─── SUPPLIED DATA ───

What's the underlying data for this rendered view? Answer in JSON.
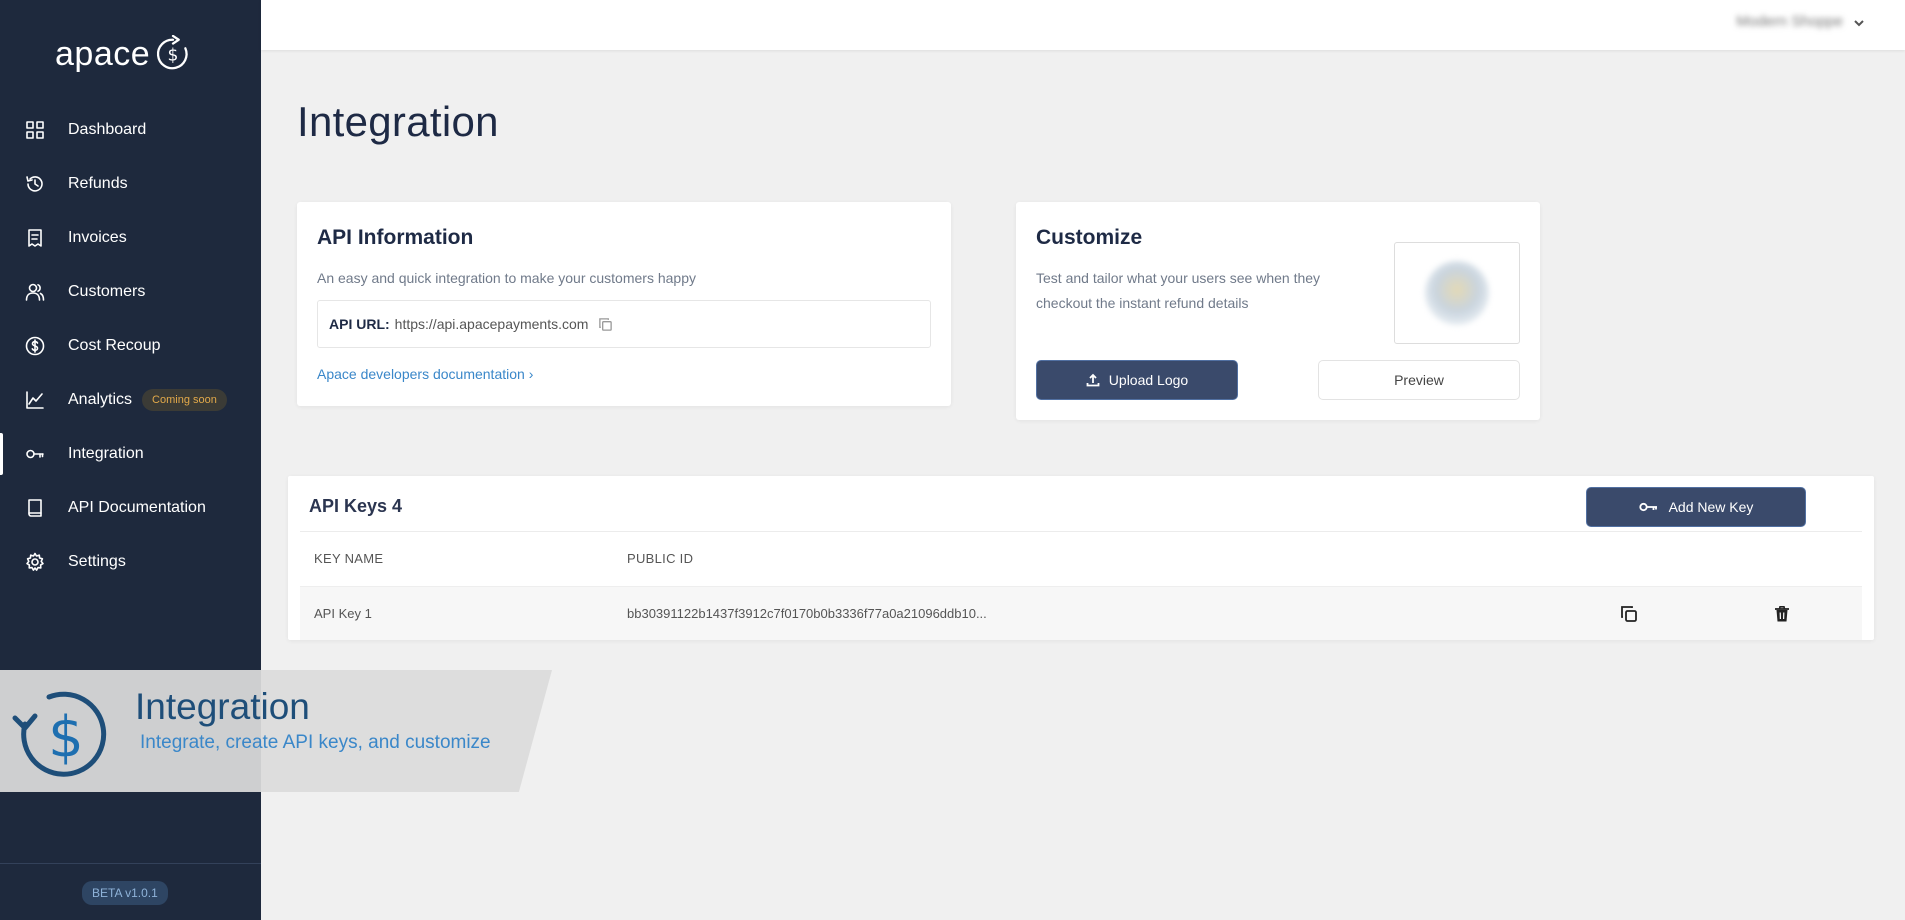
{
  "brand": {
    "name": "apace"
  },
  "sidebar": {
    "items": [
      {
        "label": "Dashboard",
        "icon": "grid-icon"
      },
      {
        "label": "Refunds",
        "icon": "history-icon"
      },
      {
        "label": "Invoices",
        "icon": "receipt-icon"
      },
      {
        "label": "Customers",
        "icon": "users-icon"
      },
      {
        "label": "Cost Recoup",
        "icon": "dollar-circle-icon"
      },
      {
        "label": "Analytics",
        "icon": "chart-line-icon",
        "badge": "Coming soon"
      },
      {
        "label": "Integration",
        "icon": "key-icon",
        "active": true
      },
      {
        "label": "API Documentation",
        "icon": "book-icon"
      },
      {
        "label": "Settings",
        "icon": "gear-icon"
      }
    ],
    "version": "BETA v1.0.1"
  },
  "topbar": {
    "user_name": "Modern Shoppe"
  },
  "page": {
    "title": "Integration"
  },
  "api_info": {
    "title": "API Information",
    "description": "An easy and quick integration to make your customers happy",
    "url_label": "API URL:",
    "url_value": "https://api.apacepayments.com",
    "docs_link": "Apace developers documentation"
  },
  "customize": {
    "title": "Customize",
    "description_line1": "Test and tailor what your users see when they",
    "description_line2": "checkout the instant refund details",
    "upload_label": "Upload Logo",
    "preview_label": "Preview"
  },
  "api_keys": {
    "title": "API Keys 4",
    "add_label": "Add New Key",
    "columns": [
      "KEY NAME",
      "PUBLIC ID"
    ],
    "rows": [
      {
        "name": "API Key 1",
        "public_id": "bb30391122b1437f3912c7f0170b0b3336f77a0a21096ddb10..."
      }
    ]
  },
  "banner": {
    "title": "Integration",
    "subtitle": "Integrate, create API keys, and customize"
  },
  "colors": {
    "sidebar_bg": "#1e293d",
    "accent_button": "#3a4a6b",
    "link": "#3a87c9",
    "badge_text": "#e2a94a"
  }
}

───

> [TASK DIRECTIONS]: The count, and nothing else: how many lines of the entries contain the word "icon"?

> [WRITTEN SOLUTION]: 9